• **Task details**
Among the records, which lines include "title"? List them.

• **Source data**
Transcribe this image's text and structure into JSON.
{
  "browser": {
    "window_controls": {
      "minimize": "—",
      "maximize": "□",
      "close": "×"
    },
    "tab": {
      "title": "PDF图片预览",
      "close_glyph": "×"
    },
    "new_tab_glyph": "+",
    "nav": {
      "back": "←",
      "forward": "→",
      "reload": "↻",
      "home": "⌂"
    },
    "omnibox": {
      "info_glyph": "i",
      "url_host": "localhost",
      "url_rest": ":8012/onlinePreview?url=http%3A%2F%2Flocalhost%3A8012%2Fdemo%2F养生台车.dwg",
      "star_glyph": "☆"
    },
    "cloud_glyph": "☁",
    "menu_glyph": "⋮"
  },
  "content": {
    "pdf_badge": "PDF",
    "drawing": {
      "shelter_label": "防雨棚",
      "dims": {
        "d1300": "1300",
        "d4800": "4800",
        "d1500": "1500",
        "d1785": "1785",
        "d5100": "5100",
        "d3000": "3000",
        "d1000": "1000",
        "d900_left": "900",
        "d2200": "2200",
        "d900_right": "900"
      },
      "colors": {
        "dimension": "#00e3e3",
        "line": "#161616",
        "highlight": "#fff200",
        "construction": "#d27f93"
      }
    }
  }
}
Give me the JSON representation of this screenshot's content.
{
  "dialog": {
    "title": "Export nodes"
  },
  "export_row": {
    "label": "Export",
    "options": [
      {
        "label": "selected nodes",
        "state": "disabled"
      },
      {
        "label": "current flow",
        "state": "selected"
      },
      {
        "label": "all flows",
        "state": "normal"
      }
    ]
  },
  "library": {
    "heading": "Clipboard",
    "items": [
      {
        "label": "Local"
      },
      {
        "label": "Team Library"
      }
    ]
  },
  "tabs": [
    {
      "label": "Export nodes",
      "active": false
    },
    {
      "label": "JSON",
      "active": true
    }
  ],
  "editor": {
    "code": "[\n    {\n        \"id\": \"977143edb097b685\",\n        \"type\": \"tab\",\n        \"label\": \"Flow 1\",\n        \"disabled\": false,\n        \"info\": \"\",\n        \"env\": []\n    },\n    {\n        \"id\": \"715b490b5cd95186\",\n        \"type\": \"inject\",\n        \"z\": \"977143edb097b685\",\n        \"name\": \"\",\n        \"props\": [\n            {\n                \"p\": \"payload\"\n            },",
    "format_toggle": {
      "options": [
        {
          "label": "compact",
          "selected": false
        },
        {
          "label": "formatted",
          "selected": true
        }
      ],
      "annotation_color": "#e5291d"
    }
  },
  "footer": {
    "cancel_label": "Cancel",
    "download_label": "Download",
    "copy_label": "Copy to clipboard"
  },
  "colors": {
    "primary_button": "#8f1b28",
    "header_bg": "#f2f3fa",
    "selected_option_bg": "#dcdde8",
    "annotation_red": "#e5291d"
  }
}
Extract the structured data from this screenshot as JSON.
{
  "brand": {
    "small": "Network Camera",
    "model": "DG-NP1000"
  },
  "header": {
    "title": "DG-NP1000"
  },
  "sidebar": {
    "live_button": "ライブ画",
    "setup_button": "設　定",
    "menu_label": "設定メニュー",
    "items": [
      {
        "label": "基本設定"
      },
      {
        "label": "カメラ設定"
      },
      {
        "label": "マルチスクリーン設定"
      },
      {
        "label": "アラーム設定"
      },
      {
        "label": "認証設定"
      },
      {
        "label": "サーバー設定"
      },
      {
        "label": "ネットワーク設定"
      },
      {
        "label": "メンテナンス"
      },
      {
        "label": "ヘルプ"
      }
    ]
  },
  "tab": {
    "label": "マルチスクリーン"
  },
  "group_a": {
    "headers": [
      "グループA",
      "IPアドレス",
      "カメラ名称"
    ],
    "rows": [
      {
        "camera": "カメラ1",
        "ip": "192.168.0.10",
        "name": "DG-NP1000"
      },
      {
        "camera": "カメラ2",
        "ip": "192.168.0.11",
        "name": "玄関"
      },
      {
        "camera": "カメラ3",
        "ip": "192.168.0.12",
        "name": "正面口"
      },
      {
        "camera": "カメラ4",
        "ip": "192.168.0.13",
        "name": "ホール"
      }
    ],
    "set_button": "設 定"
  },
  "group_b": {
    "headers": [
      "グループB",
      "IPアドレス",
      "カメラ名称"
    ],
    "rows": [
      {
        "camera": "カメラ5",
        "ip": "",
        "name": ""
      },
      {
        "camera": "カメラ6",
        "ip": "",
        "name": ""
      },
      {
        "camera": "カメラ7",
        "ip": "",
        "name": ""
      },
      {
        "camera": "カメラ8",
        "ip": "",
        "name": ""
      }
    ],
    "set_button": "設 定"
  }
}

• **Exercise solution**
      "title": "PDF图片预览",
    "title": "Export nodes"
    "title": "DG-NP1000"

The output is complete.